If you think finding the right gift for the right person is a challenge, try matching beef cattle genes with the traits they control. In large part, that’s the challenge being faced, and embraced, by scientists as they apply genomics to improve traits of interest to Canada’s commercial beef industry.
“A key focus of the Genome Alberta project is identifying the genes responsible for feed efficiency and meat quality including tenderness,” said Dr. Mohammed Abo-Ismail, postdoctoral fellow, Livestock Gentec at the University of Alberta.
To pinpoint those genes, researchers considered two strategies. One option, the candidate-gene approach, studies the genetic influences on a complex trait by identifying candidate genes based on their physiological role and mutations. Alternatively, a genome-wide association study involves scanning anywhere from a few thousands to 43 million markers across the complete sets of DNA of many animals to find the genes associated with a particular trait.
For their beef cattle project, researchers chose the latter approach. While the exact process is highly technical, the advantages of employing genomic technology in finding which genes to focus on are significant.
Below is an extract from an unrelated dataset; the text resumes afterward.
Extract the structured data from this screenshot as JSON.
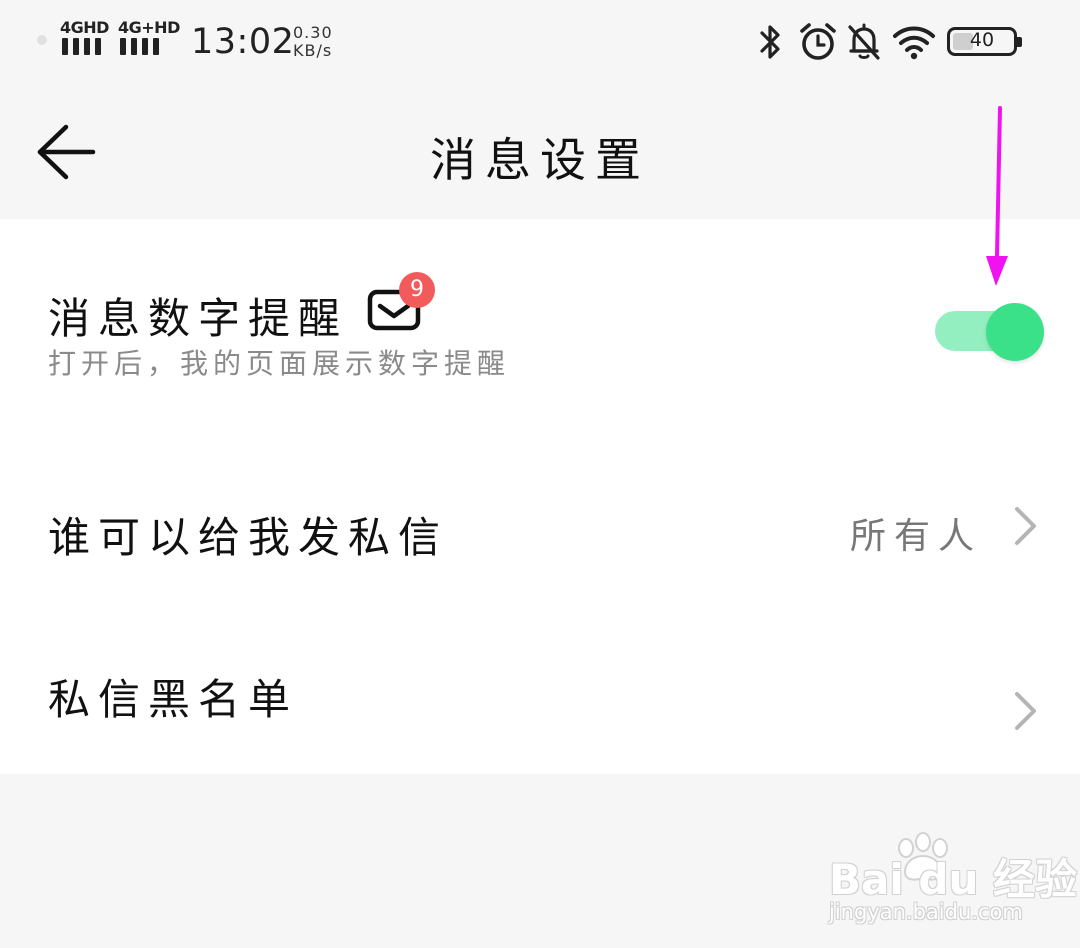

“Using genome-wide association to achieve our goals is critical in terms of the number of animals with recorded phenotypes, the number of genetic markers, statistical method, and the target beef cattle population,” said Dr. Abo-Ismail. “Traits like feed efficiency and carcass quality are very hard and expensive to measure, requiring sophisticated technology to collect large data sets over a considerable period of time. For meat quality and tenderness, they are almost impossible to measure on live animals, and that creates another set of issues.”
Regardless of the approach, there’s no disputing the importance of selecting for specific traits.
Chewing on the numbers
“Given that feed costs represent 60 – 70 per cent of cow-calf producer expenses, using that feed more efficiently has far reaching implications. Similarly, meat quality and tenderness are critical to producers as they are key factors affecting consumer behavior. When you look at different areas that impact a buyer’s satisfaction with the food they eat, such as psychology, marketing and sensory elements, two of the most influential meat quality traits are tenderness and flavor.”
It has been demonstrated that consumers are willing to pay for more tender or higher quality beef, so the main challenge is attaining that tenderness and quality on a consistent basis. That’s where genomics comes into play, and where honing in on particular genes becomes critical.
“Traits like feed efficiency and meat quality are controlled by many genes, so they are complex traits. We are studying close to 13,000 animals, which are representative of the majority of the Canadian purebred and crossbred beef cattle populations. In doing so, our main objective is identifying the genomic regions associated with these traits or causing variations in them. Our ultimate goal is to develop a genomic tool, like a small gene marker panel, that is affordable and can be used by producers to evaluate their animals for the traits we’re targeting.”
Moving forward, Dr. Abo-Ismail and his colleagues are working to enhance the accuracy of selection and maximize the benefits to industry.
“For meat quality, producers will be able to select on the live animal, which was previously not an option. With feed efficiency, they can designate the more efficient animals to stay in the herd and cull the poor performers or select which animal to be sent to the feedlot. They will also have a selection tool for the sires that can be used in the herd for breeding, leading to considerable savings on feed in the years ahead.”
As selection performance improves on the meat quality front, it should enhance the demand for Canadian beef and make the industry more competitive on the world stage.
The holiday season may have passed, but given the potential benefits of this beef cattle research, genomics could be the gift that keeps on giving.